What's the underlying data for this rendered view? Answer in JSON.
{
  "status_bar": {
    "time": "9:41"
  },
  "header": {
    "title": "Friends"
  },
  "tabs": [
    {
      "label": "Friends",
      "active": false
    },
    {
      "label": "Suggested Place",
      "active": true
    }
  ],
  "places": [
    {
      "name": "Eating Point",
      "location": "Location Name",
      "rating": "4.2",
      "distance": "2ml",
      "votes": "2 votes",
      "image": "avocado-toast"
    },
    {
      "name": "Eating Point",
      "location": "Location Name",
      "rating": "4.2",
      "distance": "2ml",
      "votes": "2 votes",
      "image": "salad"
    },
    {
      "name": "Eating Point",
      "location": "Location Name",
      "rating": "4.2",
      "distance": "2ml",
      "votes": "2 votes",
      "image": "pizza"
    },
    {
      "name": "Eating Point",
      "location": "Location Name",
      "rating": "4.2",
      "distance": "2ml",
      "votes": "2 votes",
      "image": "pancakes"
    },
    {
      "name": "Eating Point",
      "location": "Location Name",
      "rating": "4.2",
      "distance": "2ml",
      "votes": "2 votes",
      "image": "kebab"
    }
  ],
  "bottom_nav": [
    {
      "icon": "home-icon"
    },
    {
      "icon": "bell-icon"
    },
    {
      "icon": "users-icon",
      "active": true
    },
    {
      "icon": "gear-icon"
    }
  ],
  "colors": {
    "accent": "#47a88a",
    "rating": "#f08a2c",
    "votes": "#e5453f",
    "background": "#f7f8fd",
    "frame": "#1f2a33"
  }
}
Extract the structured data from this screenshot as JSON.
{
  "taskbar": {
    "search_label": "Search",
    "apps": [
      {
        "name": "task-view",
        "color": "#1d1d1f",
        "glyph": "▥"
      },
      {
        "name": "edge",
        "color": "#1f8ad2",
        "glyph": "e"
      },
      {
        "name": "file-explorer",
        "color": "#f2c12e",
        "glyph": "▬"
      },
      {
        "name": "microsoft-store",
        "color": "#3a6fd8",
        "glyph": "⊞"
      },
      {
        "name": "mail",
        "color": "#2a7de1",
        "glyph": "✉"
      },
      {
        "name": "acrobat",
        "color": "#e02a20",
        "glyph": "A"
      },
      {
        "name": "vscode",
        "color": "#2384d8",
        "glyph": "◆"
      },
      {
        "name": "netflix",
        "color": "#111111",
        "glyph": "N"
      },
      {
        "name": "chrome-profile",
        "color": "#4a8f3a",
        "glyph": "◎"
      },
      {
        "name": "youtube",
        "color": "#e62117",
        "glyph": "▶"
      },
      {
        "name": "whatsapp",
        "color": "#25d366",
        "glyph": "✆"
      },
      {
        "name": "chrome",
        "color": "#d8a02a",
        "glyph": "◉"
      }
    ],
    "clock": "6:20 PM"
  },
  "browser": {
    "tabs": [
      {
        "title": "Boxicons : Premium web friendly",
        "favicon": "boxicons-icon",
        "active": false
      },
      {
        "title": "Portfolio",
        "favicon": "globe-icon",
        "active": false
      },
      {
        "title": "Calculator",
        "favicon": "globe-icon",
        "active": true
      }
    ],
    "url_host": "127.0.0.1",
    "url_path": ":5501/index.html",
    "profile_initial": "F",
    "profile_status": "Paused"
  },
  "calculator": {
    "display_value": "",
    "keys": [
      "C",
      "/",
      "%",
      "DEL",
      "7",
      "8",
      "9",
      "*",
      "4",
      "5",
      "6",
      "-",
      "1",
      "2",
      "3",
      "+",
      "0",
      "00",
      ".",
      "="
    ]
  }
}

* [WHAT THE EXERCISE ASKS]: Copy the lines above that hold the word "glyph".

* [ANSWER TO THIS EXERCISE]:
        "glyph": "▥"
        "glyph": "e"
        "glyph": "▬"
        "glyph": "⊞"
        "glyph": "✉"
        "glyph": "A"
        "glyph": "◆"
        "glyph": "N"
        "glyph": "◎"
        "glyph": "▶"
        "glyph": "✆"
        "glyph": "◉"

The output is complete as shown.